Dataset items

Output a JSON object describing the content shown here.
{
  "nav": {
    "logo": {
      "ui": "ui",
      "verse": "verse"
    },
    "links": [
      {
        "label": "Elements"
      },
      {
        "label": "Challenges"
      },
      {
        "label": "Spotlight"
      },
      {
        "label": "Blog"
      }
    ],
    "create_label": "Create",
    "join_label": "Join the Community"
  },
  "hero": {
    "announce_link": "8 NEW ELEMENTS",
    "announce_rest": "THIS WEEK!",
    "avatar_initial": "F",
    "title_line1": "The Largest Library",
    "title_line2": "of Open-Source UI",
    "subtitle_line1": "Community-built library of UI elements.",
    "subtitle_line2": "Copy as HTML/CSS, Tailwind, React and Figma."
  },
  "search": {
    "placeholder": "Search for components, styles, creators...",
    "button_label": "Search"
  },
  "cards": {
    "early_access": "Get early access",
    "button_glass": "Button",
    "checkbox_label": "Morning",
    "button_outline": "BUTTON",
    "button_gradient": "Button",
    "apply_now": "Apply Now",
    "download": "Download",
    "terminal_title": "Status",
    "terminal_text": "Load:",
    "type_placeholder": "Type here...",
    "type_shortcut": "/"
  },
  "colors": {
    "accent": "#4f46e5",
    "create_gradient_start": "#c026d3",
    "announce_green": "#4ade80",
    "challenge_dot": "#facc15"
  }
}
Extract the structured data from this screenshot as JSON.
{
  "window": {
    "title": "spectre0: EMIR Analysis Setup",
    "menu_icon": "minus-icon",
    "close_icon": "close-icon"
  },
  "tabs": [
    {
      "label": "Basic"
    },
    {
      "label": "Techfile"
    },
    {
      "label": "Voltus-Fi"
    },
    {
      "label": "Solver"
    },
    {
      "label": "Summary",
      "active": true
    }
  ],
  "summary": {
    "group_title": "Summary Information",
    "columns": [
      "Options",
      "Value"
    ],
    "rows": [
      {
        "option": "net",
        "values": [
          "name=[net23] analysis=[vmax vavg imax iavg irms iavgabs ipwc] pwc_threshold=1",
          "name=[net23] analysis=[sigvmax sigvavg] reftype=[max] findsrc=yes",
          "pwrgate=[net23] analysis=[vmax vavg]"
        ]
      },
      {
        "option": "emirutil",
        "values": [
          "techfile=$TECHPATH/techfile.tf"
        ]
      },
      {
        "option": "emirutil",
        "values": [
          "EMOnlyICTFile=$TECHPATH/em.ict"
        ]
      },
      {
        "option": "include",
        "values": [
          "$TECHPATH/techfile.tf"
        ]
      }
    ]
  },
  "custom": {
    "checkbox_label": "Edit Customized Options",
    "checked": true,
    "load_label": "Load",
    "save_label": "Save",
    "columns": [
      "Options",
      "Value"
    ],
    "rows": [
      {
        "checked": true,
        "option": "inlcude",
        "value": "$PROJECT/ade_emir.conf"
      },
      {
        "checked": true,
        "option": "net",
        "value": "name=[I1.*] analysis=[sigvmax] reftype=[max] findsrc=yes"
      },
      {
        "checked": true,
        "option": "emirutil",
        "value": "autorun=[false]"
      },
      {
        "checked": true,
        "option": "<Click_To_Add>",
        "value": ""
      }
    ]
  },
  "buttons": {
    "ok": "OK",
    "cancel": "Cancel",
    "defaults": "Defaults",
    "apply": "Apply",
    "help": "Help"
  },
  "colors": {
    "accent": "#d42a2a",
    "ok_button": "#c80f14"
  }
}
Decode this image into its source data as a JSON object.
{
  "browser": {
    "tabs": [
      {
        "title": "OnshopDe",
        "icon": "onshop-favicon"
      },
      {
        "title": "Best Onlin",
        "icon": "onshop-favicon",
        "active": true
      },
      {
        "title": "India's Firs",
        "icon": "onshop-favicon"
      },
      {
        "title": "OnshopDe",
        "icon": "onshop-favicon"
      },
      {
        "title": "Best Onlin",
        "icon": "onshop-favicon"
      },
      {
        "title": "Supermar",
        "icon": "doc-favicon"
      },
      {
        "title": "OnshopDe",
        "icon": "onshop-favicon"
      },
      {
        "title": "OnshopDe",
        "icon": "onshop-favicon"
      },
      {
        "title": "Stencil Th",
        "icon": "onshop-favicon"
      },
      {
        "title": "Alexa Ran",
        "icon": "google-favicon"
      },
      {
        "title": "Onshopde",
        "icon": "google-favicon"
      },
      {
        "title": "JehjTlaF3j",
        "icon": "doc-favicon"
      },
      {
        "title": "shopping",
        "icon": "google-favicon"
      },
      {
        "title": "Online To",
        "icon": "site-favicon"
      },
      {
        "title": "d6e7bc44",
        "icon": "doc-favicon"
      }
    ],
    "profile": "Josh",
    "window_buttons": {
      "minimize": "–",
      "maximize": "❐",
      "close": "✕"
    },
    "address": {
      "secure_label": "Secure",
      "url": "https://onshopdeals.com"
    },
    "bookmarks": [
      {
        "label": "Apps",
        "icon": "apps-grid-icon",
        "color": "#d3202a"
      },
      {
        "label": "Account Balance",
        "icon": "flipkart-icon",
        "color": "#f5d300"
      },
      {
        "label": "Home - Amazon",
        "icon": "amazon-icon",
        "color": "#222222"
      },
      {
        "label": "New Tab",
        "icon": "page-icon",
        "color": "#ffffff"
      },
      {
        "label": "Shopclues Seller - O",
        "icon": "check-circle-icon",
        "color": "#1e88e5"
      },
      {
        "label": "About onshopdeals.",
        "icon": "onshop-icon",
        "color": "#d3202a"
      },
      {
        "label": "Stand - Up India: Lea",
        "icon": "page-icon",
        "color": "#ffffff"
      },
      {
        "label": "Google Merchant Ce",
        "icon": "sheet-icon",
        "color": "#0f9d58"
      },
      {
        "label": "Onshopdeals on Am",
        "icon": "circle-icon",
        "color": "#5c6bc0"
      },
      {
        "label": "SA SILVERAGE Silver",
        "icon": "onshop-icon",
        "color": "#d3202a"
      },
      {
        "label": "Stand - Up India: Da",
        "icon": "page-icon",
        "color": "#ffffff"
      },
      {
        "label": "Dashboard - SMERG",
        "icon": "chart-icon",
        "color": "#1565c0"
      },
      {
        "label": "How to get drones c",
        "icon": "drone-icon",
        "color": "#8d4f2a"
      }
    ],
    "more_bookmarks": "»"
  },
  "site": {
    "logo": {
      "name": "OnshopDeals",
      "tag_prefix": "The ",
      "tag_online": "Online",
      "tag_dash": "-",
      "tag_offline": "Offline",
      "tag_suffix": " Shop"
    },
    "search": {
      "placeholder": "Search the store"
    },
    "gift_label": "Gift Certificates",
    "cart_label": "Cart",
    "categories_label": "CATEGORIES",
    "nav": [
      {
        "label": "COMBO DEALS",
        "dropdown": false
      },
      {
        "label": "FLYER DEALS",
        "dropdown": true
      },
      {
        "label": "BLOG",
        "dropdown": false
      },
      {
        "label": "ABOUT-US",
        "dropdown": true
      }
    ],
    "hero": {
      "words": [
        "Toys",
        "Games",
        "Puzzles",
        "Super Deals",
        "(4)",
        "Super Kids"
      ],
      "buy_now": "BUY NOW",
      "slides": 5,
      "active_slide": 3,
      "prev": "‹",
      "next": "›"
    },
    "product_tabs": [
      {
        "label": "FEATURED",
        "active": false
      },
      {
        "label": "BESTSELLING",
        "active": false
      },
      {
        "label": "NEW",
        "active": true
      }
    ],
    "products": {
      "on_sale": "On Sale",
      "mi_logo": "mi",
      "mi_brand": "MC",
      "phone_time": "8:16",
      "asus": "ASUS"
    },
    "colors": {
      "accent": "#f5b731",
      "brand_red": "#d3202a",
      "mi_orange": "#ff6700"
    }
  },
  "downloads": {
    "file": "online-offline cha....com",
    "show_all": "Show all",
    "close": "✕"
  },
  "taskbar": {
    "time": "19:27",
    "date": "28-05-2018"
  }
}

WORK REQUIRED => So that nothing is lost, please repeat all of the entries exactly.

RESPONSE =>
Output a JSON object describing the content shown here.
{
  "nav": {
    "logo": {
      "ui": "ui",
      "verse": "verse"
    },
    "links": [
      {
        "label": "Elements"
      },
      {
        "label": "Challenges"
      },
      {
        "label": "Spotlight"
      },
      {
        "label": "Blog"
      }
    ],
    "create_label": "Create",
    "join_label": "Join the Community"
  },
  "hero": {
    "announce_link": "8 NEW ELEMENTS",
    "announce_rest": "THIS WEEK!",
    "avatar_initial": "F",
    "title_line1": "The Largest Library",
    "title_line2": "of Open-Source UI",
    "subtitle_line1": "Community-built library of UI elements.",
    "subtitle_line2": "Copy as HTML/CSS, Tailwind, React and Figma."
  },
  "search": {
    "placeholder": "Search for components, styles, creators...",
    "button_label": "Search"
  },
  "cards": {
    "early_access": "Get early access",
    "button_glass": "Button",
    "checkbox_label": "Morning",
    "button_outline": "BUTTON",
    "button_gradient": "Button",
    "apply_now": "Apply Now",
    "download": "Download",
    "terminal_title": "Status",
    "terminal_text": "Load:",
    "type_placeholder": "Type here...",
    "type_shortcut": "/"
  },
  "colors": {
    "accent": "#4f46e5",
    "create_gradient_start": "#c026d3",
    "announce_green": "#4ade80",
    "challenge_dot": "#facc15"
  }
}
Extract the structured data from this screenshot as JSON.
{
  "window": {
    "title": "spectre0: EMIR Analysis Setup",
    "menu_icon": "minus-icon",
    "close_icon": "close-icon"
  },
  "tabs": [
    {
      "label": "Basic"
    },
    {
      "label": "Techfile"
    },
    {
      "label": "Voltus-Fi"
    },
    {
      "label": "Solver"
    },
    {
      "label": "Summary",
      "active": true
    }
  ],
  "summary": {
    "group_title": "Summary Information",
    "columns": [
      "Options",
      "Value"
    ],
    "rows": [
      {
        "option": "net",
        "values": [
          "name=[net23] analysis=[vmax vavg imax iavg irms iavgabs ipwc] pwc_threshold=1",
          "name=[net23] analysis=[sigvmax sigvavg] reftype=[max] findsrc=yes",
          "pwrgate=[net23] analysis=[vmax vavg]"
        ]
      },
      {
        "option": "emirutil",
        "values": [
          "techfile=$TECHPATH/techfile.tf"
        ]
      },
      {
        "option": "emirutil",
        "values": [
          "EMOnlyICTFile=$TECHPATH/em.ict"
        ]
      },
      {
        "option": "include",
        "values": [
          "$TECHPATH/techfile.tf"
        ]
      }
    ]
  },
  "custom": {
    "checkbox_label": "Edit Customized Options",
    "checked": true,
    "load_label": "Load",
    "save_label": "Save",
    "columns": [
      "Options",
      "Value"
    ],
    "rows": [
      {
        "checked": true,
        "option": "inlcude",
        "value": "$PROJECT/ade_emir.conf"
      },
      {
        "checked": true,
        "option": "net",
        "value": "name=[I1.*] analysis=[sigvmax] reftype=[max] findsrc=yes"
      },
      {
        "checked": true,
        "option": "emirutil",
        "value": "autorun=[false]"
      },
      {
        "checked": true,
        "option": "<Click_To_Add>",
        "value": ""
      }
    ]
  },
  "buttons": {
    "ok": "OK",
    "cancel": "Cancel",
    "defaults": "Defaults",
    "apply": "Apply",
    "help": "Help"
  },
  "colors": {
    "accent": "#d42a2a",
    "ok_button": "#c80f14"
  }
}
Decode this image into its source data as a JSON object.
{
  "browser": {
    "tabs": [
      {
        "title": "OnshopDe",
        "icon": "onshop-favicon"
      },
      {
        "title": "Best Onlin",
        "icon": "onshop-favicon",
        "active": true
      },
      {
        "title": "India's Firs",
        "icon": "onshop-favicon"
      },
      {
        "title": "OnshopDe",
        "icon": "onshop-favicon"
      },
      {
        "title": "Best Onlin",
        "icon": "onshop-favicon"
      },
      {
        "title": "Supermar",
        "icon": "doc-favicon"
      },
      {
        "title": "OnshopDe",
        "icon": "onshop-favicon"
      },
      {
        "title": "OnshopDe",
        "icon": "onshop-favicon"
      },
      {
        "title": "Stencil Th",
        "icon": "onshop-favicon"
      },
      {
        "title": "Alexa Ran",
        "icon": "google-favicon"
      },
      {
        "title": "Onshopde",
        "icon": "google-favicon"
      },
      {
        "title": "JehjTlaF3j",
        "icon": "doc-favicon"
      },
      {
        "title": "shopping",
        "icon": "google-favicon"
      },
      {
        "title": "Online To",
        "icon": "site-favicon"
      },
      {
        "title": "d6e7bc44",
        "icon": "doc-favicon"
      }
    ],
    "profile": "Josh",
    "window_buttons": {
      "minimize": "–",
      "maximize": "❐",
      "close": "✕"
    },
    "address": {
      "secure_label": "Secure",
      "url": "https://onshopdeals.com"
    },
    "bookmarks": [
      {
        "label": "Apps",
        "icon": "apps-grid-icon",
        "color": "#d3202a"
      },
      {
        "label": "Account Balance",
        "icon": "flipkart-icon",
        "color": "#f5d300"
      },
      {
        "label": "Home - Amazon",
        "icon": "amazon-icon",
        "color": "#222222"
      },
      {
        "label": "New Tab",
        "icon": "page-icon",
        "color": "#ffffff"
      },
      {
        "label": "Shopclues Seller - O",
        "icon": "check-circle-icon",
        "color": "#1e88e5"
      },
      {
        "label": "About onshopdeals.",
        "icon": "onshop-icon",
        "color": "#d3202a"
      },
      {
        "label": "Stand - Up India: Lea",
        "icon": "page-icon",
        "color": "#ffffff"
      },
      {
        "label": "Google Merchant Ce",
        "icon": "sheet-icon",
        "color": "#0f9d58"
      },
      {
        "label": "Onshopdeals on Am",
        "icon": "circle-icon",
        "color": "#5c6bc0"
      },
      {
        "label": "SA SILVERAGE Silver",
        "icon": "onshop-icon",
        "color": "#d3202a"
      },
      {
        "label": "Stand - Up India: Da",
        "icon": "page-icon",
        "color": "#ffffff"
      },
      {
        "label": "Dashboard - SMERG",
        "icon": "chart-icon",
        "color": "#1565c0"
      },
      {
        "label": "How to get drones c",
        "icon": "drone-icon",
        "color": "#8d4f2a"
      }
    ],
    "more_bookmarks": "»"
  },
  "site": {
    "logo": {
      "name": "OnshopDeals",
      "tag_prefix": "The ",
      "tag_online": "Online",
      "tag_dash": "-",
      "tag_offline": "Offline",
      "tag_suffix": " Shop"
    },
    "search": {
      "placeholder": "Search the store"
    },
    "gift_label": "Gift Certificates",
    "cart_label": "Cart",
    "categories_label": "CATEGORIES",
    "nav": [
      {
        "label": "COMBO DEALS",
        "dropdown": false
      },
      {
        "label": "FLYER DEALS",
        "dropdown": true
      },
      {
        "label": "BLOG",
        "dropdown": false
      },
      {
        "label": "ABOUT-US",
        "dropdown": true
      }
    ],
    "hero": {
      "words": [
        "Toys",
        "Games",
        "Puzzles",
        "Super Deals",
        "(4)",
        "Super Kids"
      ],
      "buy_now": "BUY NOW",
      "slides": 5,
      "active_slide": 3,
      "prev": "‹",
      "next": "›"
    },
    "product_tabs": [
      {
        "label": "FEATURED",
        "active": false
      },
      {
        "label": "BESTSELLING",
        "active": false
      },
      {
        "label": "NEW",
        "active": true
      }
    ],
    "products": {
      "on_sale": "On Sale",
      "mi_logo": "mi",
      "mi_brand": "MC",
      "phone_time": "8:16",
      "asus": "ASUS"
    },
    "colors": {
      "accent": "#f5b731",
      "brand_red": "#d3202a",
      "mi_orange": "#ff6700"
    }
  },
  "downloads": {
    "file": "online-offline cha....com",
    "show_all": "Show all",
    "close": "✕"
  },
  "taskbar": {
    "time": "19:27",
    "date": "28-05-2018"
  }
}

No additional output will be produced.